“I am certain that my counterpart in Russia, whoever that is, is not very happy with Starlink, as it’s assisting Ukraine,” Lt. Gen. John Shaw, deputy commander of the U.S. Space Command, said at a space conference on Monday. “And with commercial imagery, such as Maxar’s products, that are plastering all over the world news the things that are going on, I don’t think they’re very happy about that either. And we know that they’re probably going to take steps to try to stop those commercial services because they run counter to Russia’s national interest.”

A few days later, a senior Russian official proved him prophetic, threatening commercial satellites during a meeting at the United Nations.

In a speech, Konstantin Vorontsov, deputy director of the Russian foreign ministry’s department for non-proliferation and arms, said the proliferation of privately operated satellites is “an extremely dangerous trend that goes beyond the harmless use of outer space technologies and has become apparent during the latest developments in Ukraine.”

He warned that, “quasi-civilian infrastructure may become a legitimate target for retaliation.”

Asked about the threat, White House press secretary Karine Jean-Pierre on Thursday reiterated earlier comments form her counterpart at the Pentagon, and said that “any attack on U.S. infrastructure will be met with a response, as you’ve heard from my colleague, in a time and manner of our choosing. And that still stands. We will pursue all means to explore, deter, and hold Russia accountable for any such attacks. Clearly, I’m not going to lay them down here in public. But we have made ourselves very clear.”

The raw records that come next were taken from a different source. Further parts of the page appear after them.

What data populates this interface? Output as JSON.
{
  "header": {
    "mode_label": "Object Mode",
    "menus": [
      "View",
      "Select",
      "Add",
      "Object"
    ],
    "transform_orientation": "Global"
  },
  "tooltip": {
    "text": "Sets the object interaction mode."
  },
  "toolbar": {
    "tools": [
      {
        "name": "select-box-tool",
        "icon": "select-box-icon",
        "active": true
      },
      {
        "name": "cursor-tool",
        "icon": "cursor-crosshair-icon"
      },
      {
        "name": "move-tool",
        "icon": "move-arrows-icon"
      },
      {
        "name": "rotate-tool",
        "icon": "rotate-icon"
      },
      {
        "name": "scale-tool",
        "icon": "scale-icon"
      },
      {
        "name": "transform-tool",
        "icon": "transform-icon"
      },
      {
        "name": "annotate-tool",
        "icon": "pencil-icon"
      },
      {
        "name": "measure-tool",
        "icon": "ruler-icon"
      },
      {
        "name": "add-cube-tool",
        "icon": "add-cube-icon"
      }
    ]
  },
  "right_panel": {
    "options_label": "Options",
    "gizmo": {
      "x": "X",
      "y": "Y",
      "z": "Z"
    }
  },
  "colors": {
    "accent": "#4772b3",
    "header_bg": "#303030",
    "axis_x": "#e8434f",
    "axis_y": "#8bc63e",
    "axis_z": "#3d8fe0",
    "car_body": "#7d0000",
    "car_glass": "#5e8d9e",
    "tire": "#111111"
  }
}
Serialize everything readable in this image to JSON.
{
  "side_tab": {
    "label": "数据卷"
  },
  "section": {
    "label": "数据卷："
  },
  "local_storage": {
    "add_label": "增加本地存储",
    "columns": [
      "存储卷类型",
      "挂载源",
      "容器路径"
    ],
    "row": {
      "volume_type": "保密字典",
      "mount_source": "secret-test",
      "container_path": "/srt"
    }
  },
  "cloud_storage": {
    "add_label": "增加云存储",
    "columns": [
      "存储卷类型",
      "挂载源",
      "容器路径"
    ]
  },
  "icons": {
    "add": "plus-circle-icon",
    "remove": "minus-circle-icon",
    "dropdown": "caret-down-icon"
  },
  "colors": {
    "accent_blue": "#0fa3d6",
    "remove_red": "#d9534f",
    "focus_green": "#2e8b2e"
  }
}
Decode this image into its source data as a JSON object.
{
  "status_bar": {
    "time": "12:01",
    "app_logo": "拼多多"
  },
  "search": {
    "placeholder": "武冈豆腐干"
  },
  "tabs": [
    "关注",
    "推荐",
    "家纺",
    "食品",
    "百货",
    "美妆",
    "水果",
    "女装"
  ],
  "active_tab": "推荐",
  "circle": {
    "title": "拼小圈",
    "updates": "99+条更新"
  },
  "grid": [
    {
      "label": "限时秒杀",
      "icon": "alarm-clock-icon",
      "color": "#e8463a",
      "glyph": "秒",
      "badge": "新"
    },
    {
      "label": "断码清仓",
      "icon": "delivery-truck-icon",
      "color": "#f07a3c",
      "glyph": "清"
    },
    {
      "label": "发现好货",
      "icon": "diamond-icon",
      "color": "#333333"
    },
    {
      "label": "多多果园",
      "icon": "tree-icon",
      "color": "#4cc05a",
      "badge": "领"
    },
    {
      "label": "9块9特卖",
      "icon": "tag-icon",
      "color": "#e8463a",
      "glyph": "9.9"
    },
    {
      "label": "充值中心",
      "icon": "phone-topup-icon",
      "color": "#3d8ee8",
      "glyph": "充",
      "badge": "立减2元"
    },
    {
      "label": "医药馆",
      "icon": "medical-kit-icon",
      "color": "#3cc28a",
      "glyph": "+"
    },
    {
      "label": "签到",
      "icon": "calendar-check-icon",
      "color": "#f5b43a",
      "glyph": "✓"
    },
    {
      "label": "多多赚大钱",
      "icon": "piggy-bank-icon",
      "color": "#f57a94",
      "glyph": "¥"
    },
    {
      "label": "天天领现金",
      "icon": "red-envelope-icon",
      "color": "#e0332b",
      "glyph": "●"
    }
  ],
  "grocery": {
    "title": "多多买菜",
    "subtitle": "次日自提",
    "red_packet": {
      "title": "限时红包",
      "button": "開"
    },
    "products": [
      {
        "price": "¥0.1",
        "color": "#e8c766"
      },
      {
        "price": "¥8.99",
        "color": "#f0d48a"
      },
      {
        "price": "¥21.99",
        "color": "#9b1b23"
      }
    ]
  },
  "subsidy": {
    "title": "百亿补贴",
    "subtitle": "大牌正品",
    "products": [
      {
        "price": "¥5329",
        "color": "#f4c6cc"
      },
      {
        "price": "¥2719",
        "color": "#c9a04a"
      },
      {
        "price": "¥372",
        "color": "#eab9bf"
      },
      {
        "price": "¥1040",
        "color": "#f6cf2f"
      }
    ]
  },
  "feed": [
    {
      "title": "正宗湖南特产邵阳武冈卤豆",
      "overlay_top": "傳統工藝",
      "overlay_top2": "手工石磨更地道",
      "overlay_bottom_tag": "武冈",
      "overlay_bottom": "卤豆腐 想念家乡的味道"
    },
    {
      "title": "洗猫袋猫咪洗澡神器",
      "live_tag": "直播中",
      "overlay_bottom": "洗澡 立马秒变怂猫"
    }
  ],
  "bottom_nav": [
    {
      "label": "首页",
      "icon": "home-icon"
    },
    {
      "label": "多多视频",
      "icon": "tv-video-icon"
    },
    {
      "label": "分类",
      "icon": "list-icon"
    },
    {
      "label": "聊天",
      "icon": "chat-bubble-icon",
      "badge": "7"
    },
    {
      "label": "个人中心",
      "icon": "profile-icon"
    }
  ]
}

The threats have not slowed the Pentagon’s use of commercial space technology, which continues to evolve rapidly.

“The bulk of innovation in space is coming from the commercial sector, not the government, and that is a huge shift from previous decades,” said Brain Weeden, the director of program planning at the Secure World Foundation, a think tank. “The big challenge is, how does the U.S. military take advantage of that? It’s a very different way of doing business.”

Ukraine and its Western allies have relied on a number of commercial companies from the United States, including Planet and Maxar Technologies, which have provided real-time satellite imagery of the battlefield, and SpaceX, which operates the Starlink satellite constellation that has provided internet access, keeping Ukraine online despite Russian attacks on terrestrial communications systems.

The Pentagon is not just looking for big rockets to launch large, exquisite satellites. It has shown extraordinary interest in small rockets, designed to take off frequently and with short notice, allowing for a quick response to situations on the ground.

The Pentagon and U.S. intelligence agencies have taken a keen interest in Virgin Orbit, the small launch company founded by Richard Branson. Instead of launching its rockets from a vertical launch pad on the ground, the company tucks its boosters under the wing of a 747 airplane that carries it aloft. It then drops the rocket, which fires its engines and flies off to space. That allows the company to launch from any runway that can accommodate a plane the size of a 747.

Russia is adept at disrupting satellites, and has repeatedly tried to jam the Starlink system, though it has remained online, U.S. officials have said. Last year, Russia fired a missile that destroyed a dead satellite in a test that demonstrated its ability to target sensitive spacecraft.

That is why the Pentagon increasingly is relying on constellations of small satellites. Knock one or two out and there are dozens more to pick up the slack. And since they are relatively inexpensive, more can take their place.

An embrace of that technology was also noted in the Pentagon’s National Defense Strategy document: “In the space domain, the Department will reduce adversary incentives for early attack by fielding diverse, resilient, and redundant satellite constellations.”

Swarms of satellites make it simply more difficult to target them, as Derek Tournear, director of the U.S. Space Force’s Space Development Agency said earlier this week, according to SpaceNews: “How many Starlink satellites have the Russians shot down?” The answer, he said, was “zero.”